Task data:

>>

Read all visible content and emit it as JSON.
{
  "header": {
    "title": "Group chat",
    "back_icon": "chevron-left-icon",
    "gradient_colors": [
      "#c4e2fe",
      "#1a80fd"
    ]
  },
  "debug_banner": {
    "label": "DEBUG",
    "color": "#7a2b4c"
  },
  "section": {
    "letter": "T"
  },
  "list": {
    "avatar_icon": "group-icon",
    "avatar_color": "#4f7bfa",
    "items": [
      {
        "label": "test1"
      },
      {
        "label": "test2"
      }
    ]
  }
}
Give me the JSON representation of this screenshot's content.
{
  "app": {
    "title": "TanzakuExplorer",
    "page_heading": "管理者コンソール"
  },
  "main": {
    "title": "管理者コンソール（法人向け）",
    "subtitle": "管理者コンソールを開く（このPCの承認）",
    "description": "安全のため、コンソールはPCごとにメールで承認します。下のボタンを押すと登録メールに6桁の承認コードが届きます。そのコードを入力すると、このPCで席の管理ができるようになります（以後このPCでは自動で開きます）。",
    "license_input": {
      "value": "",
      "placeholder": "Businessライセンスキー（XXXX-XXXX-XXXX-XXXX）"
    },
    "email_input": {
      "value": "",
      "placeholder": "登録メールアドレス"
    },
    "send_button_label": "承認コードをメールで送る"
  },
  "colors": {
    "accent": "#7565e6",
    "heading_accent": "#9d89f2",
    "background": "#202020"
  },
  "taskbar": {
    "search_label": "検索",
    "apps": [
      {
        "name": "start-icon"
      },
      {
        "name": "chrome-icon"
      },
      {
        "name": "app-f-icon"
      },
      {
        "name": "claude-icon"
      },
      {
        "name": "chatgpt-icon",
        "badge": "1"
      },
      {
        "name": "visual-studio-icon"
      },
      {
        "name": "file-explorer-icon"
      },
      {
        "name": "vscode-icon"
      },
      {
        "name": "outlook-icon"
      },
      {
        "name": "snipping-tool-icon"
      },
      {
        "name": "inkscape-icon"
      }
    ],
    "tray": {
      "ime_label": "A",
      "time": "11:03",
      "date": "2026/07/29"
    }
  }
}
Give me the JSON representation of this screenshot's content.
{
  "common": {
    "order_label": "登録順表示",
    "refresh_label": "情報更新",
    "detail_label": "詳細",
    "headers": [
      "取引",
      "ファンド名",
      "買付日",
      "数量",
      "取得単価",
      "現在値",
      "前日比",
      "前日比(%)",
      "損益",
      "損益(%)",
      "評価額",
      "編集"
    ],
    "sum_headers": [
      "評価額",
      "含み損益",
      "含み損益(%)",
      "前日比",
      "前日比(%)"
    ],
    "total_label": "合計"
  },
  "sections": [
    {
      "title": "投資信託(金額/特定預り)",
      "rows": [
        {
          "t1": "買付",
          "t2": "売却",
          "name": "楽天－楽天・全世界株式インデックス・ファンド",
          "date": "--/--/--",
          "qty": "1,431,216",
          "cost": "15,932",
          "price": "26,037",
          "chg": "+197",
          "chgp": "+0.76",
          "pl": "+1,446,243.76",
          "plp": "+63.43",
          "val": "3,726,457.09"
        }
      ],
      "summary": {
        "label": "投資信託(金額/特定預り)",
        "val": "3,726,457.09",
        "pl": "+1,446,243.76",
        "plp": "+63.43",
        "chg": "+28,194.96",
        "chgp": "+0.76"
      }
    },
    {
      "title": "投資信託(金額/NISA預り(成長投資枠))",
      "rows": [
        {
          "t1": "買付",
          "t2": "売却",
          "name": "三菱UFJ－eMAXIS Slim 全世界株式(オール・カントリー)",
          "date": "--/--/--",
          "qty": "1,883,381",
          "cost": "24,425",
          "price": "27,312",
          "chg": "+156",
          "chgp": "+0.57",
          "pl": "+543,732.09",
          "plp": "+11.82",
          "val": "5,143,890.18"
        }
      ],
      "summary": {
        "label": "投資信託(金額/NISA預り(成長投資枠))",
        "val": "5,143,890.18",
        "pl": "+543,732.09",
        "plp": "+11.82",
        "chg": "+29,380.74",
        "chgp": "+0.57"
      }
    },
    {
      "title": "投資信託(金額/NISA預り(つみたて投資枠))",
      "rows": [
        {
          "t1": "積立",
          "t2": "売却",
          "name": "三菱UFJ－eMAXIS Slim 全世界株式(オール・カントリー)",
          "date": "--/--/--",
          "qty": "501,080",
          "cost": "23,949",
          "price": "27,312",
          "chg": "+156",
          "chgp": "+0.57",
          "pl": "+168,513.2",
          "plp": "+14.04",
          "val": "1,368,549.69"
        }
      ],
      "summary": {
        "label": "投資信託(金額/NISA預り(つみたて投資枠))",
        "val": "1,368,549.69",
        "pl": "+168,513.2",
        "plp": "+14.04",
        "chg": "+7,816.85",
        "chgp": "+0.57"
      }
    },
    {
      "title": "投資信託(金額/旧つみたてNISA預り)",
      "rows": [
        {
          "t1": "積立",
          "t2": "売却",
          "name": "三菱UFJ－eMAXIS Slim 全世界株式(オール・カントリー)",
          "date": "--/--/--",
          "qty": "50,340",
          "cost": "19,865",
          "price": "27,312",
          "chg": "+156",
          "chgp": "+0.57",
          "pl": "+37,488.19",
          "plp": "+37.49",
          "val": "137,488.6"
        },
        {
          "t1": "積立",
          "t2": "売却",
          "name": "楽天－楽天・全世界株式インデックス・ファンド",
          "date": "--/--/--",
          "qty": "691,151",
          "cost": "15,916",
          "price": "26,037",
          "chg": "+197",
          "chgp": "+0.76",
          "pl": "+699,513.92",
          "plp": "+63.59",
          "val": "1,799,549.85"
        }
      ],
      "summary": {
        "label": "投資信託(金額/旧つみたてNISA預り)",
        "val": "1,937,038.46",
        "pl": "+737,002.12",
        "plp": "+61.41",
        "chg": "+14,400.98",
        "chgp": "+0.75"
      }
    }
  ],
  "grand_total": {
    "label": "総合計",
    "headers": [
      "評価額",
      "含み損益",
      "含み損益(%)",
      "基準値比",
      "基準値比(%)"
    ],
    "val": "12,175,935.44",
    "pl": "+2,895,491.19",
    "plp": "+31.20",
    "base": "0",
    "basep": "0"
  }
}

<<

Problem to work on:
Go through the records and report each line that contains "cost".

Task result:
          "cost": "15,932",
          "cost": "24,425",
          "cost": "23,949",
          "cost": "19,865",
          "cost": "15,916",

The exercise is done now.